Where the Vivaz marked something of the end of an era for Sony
Ericsson, the Sagem Puma phone was the end of an era for this
French manufacturer. The final Sagem handset to market, this touchscreen
feature phone was made in conjunction with sportswear company Puma.
Despite some interesting features (such a solar panel), it was not exactly a game changer.
Five years ago manufacturers were still trying to sell touchscreen
feature phones, with the very elegant and compact LG GD880 featured
alongside the LG Cookie Plus, a replacement for the popular Cookie.
In the end, smartphones simply got cheaper and wiped this sort of
A detour into kitschiness, the Samsung Diva was an attempt to
make a "girly" compact touchscreen phone, with a quilted back
and a jewel-shaped navigation key on the front. But the feature
set was very disappointing, and frankly the whole thing was rather
Toshiba are well-known for their Windows laptops, but they had
struggled to make an impact in the smartphone market. The Windows-based
Toshiba TG02 and K01 attempted to build on the slightly successful
TG01. Although the package had some powerful features, it came at
a time when Windows sales were tanking, and the tiny 1000 mAh battery
meant that it would run out of juice quite quickly.
Like the Siemens M75 from five years before, the Sonim XP2 Spirit
was designed to be very tough, but Sonim took toughness to an entirely
new level. Housed in a tough, waterproof chassis the XP2 Spirit
could probably survive just about any environment that you would
want to use a phone in.
The competition from Android meant that sales of Windows phones
had almost collapsed, but Microsoft was not prepared to give up.
Instead, they went away and completely rethought how a smartphone
should work and they came up with the radical Windows Phone 7 instead.
In particular, the user interface was very different from rivals

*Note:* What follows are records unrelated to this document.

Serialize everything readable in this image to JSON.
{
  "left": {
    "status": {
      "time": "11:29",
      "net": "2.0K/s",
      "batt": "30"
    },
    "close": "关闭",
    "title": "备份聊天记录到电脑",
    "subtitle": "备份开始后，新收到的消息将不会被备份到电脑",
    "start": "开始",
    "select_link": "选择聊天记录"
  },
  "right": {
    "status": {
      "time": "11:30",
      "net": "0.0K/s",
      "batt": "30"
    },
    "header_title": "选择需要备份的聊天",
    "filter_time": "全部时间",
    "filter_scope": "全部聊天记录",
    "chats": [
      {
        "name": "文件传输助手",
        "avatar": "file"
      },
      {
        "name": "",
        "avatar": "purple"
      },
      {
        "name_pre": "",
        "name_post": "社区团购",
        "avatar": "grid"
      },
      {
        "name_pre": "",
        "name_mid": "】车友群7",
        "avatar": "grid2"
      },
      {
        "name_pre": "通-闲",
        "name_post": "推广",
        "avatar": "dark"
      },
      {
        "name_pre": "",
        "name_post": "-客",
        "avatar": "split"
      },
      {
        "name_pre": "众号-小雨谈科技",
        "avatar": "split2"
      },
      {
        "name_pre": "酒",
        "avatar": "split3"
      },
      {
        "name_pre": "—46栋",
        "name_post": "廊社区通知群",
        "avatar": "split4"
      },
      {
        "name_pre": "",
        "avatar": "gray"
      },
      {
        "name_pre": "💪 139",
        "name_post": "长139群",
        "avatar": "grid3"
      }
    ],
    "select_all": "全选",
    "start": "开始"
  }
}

and it felt much more modern, and it was very usable on a small
device. However, when Microsoft attempted to add this modern UI
to their desktop operating systems then things started to go wrong.
The Maemo-based Nokia N900 had been announced the previous year,
and many people were expecting Nokia to announce a follow-up device
at MWC. What happened instead was that Nokia announced that they
would merge their Maemo OS with Intel's Moblin OS and come up with
a new platform called MeeGo. This was a catastrophic decision as
it meant that there was no follow-up to the N900 at a crucial time,
and Nokia didn't manage to ship a MeeGo phone until late in 2011.
This disruptive merger is probably a major reason why Nokia no longer
exists as an independent mobile phone manufacturer today, however
MeeGo still lives on, having been absorbed into the Tizen and Jolla